With nearly five months of traveling and over thirty chapters visited, there has been one unifying theme emerging from what I consider to be my best and most successful chapters. For the sake of argument, let me first go ahead and define a successful chapter in my terms. I consider success to be based on a number of factors, all working together to create an excellent chapter. These are: strong recruitment that results in high retention rates, high academic achievement (chapter above a 3.0 cumulative), philanthropy and community service efforts that go well beyond the minimum required, and a friendship and bond that extends beyond Phikeia classes to include every chapter member for a true sense of the word “brotherhood.” Perhaps as important to any of these though, and what I have deemed as the unifying theme for all of the chapters that fit this bill is…swagger.
Now many of you may be smiling or even laughing at the notion of swagger having a great deal of importance but I digress. First off, swagger is a term thrown around entirely too loosely today. Swagger is not given, it is earned. Swagger is not an emotion but a characteristic. It can be had by all, but achieved by few. It goes beyond confidence but is not arrogance. It is a manner in which we carry ourselves that other fraternities may look at us and say, “I may not like him, but I want to be like him.” While there are many instances and cases where swagger is necessary and may apply, for the purposes of this blog I shall focus on two; individual swagger and chapter swagger. Both are equally important in a successful chapter.
Individual swagger can perhaps be the most important for a chapter that is struggling. For an individual to have swagger in a chapter, there must first be respect. This means that a person carries themselves at all time as if the eyes of the Founding Fathers are watching them. How much respect will there be for a president that tells his chapter not to drink in the house when he was belligerently drunk the night before? Remember, chapters have a memory and something done as a Phikeia may haunt you until you are a Senior. After respect, swagger can be achieved by believing in the right things. If I’ve said it once, I’ve said it a hundred times, even though The Bond is one hundred and sixty-one years old, it is not an antiquated document. Friendship, sound learning and moral rectitude are as important now as they have ever been. Finally, for an individual to truly achieve swagger, he must stand up for his beliefs, even in the face of strong opposition. This is most often the case in a chapter lacking swagger. No good chapter leader ever did his job without pissing someone off.
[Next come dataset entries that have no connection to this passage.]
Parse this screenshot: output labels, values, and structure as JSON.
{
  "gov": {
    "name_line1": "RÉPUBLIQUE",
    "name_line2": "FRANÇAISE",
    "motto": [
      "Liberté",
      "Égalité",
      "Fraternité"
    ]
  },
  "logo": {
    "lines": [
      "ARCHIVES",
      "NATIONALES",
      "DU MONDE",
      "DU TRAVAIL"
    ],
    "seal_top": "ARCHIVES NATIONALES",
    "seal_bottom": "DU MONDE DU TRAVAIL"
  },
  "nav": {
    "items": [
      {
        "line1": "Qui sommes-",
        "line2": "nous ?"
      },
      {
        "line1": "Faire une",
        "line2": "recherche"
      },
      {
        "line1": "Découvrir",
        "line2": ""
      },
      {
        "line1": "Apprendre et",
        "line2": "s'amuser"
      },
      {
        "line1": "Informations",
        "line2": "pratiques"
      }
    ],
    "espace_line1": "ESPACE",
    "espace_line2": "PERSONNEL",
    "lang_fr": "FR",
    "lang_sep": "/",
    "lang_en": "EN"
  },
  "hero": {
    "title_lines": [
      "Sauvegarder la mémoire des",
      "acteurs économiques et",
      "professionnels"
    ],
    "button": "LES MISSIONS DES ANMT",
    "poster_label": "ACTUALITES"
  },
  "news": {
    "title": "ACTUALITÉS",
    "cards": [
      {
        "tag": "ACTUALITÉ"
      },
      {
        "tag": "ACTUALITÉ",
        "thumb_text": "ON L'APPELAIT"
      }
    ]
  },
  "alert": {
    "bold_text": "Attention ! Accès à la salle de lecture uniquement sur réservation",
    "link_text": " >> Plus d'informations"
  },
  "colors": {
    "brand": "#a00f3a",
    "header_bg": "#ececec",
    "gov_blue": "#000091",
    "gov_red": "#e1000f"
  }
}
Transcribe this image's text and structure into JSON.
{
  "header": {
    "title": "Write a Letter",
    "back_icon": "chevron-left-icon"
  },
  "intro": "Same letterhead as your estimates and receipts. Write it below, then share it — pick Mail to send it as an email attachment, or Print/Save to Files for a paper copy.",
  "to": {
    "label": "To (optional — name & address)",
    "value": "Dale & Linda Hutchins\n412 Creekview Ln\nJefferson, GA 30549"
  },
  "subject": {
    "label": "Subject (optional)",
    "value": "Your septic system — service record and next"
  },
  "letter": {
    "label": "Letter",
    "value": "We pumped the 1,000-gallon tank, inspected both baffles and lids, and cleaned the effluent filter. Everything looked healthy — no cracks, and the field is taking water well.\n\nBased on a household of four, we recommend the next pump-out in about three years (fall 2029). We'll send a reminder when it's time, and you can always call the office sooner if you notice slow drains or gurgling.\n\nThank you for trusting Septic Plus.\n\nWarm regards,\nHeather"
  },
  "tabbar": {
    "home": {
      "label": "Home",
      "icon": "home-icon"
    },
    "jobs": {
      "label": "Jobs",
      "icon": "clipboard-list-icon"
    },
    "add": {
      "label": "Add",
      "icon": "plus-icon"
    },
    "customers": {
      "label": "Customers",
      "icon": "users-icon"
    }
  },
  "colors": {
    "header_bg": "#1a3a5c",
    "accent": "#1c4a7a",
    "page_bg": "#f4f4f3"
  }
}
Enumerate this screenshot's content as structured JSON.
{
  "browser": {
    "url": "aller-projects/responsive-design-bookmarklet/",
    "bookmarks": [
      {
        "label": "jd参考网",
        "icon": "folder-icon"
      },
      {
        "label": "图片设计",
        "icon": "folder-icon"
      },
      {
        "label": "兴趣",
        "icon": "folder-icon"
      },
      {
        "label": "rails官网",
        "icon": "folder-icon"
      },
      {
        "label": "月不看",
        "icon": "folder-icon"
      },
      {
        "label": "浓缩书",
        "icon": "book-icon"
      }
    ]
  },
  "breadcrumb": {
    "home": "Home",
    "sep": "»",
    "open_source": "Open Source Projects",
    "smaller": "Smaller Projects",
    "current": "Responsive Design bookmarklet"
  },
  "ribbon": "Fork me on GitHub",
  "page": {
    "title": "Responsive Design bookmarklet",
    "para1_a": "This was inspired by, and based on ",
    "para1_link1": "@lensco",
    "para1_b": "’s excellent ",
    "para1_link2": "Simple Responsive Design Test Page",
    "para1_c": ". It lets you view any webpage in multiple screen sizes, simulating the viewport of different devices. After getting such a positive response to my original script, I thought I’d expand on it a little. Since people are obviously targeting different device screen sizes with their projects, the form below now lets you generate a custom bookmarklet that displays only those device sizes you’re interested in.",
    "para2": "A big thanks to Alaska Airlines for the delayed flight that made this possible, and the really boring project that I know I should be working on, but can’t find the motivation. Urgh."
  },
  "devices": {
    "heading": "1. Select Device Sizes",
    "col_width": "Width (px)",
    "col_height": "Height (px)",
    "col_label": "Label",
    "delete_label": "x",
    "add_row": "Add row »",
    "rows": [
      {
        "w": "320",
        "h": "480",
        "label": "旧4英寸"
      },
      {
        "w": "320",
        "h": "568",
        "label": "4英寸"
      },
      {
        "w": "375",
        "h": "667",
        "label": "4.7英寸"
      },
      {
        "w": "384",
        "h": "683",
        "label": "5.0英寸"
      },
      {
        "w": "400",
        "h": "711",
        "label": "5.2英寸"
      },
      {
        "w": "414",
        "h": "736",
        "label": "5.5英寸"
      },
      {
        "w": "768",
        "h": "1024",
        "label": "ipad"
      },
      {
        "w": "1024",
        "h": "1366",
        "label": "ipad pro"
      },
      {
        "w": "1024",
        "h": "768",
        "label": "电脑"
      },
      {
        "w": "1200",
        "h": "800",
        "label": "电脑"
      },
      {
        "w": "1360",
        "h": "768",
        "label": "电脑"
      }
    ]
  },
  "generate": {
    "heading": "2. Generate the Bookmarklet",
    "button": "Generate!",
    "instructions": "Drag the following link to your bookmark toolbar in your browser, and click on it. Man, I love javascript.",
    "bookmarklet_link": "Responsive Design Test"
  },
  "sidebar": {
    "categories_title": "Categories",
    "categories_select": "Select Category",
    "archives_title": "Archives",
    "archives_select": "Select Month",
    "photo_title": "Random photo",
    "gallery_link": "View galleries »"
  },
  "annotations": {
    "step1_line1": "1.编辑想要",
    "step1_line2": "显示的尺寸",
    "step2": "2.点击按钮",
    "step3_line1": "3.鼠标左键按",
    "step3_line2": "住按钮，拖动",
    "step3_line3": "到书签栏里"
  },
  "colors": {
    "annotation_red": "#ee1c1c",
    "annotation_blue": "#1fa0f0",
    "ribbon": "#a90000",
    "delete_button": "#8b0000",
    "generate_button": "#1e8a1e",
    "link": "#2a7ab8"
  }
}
Too often “traditions” get in the way of a chapter doing what is right. Do we really believe the founding fathers got their little brothers drunk!? No! You each know what is right and what is wrong. Have the courage to stand up to your “brother” and tell him NO. They may not like you at the moment, but believe me when I say they will respect you later for it.
Once the chapter has established a few key individuals as having swagger, it is time to translate this in to chapter swagger. As members of Phi Delta Theta, you have a unique opportunity that most other fraternities on your campus do not. Ten years ago, we made the decision to return to our values and adopt the alcohol-free housing policy. This gives us the opportunity to recruit men who care about much more in their collegiate career than getting drunk every weekend. Identify these men and go after them! Easier said than done, I know. This is where swagger comes in to play. Walk around campus with your head held high. Let everyone know that we are men of character, of a higher purpose and of an objective that extends beyond the social aspects of fraternity life. Exude a confidence that lets men, particularly the unaffiliated, know that we stand for something. Believe that you are the best and others will see this. No one wants to join a mid-level or “tier two” fraternity. They want to be a part of the best. But believing it is not enough, you have to live it. Give up a couple weekends a year to build houses for habitat for humanity. Take the time out of your busy schedule to tutor those in need. Do a walk for ALS, become an Iron Phi, raise money for Haiti, the opportunities are endless! Study when others are partying, do activities as an entire chapter, be the fraternity that doesn’t need to haze to have brothers “earn” their way in to the chapter. Look, I’m not telling you not to drink or have fun, I’m asking that you find a balance. Once you are doing these things, make it known! It is OK to be the fraternity that doesn’t throw the sickest parties or rush events. Those aren’t the men we are looking to recruit anyway. Let your campus community know that Phi Delta Theta is an organization of truly elite men looking for other truly elite men. Embrace the fact that you are different and sell it.
I wouldn’t be telling you these things if I haven’t seen it in action. The Southeast Region along with the others regions are truly blessed to have some outstanding chapters. I’ve talked with chapters who turned away members with 3.0 GPA’s or incredible athletic skills because they didn’t have what it took to be a Phi Delta Theta man. Your chapter can get to this point too but it starts at home. Change your approach, change you best friends approach and in no time at all, you can exhibit the swagger that will draw men to you. Before long, the best and brightest at your school will be knocking down your door to join. Gain some swagger and I promise you, the results will come.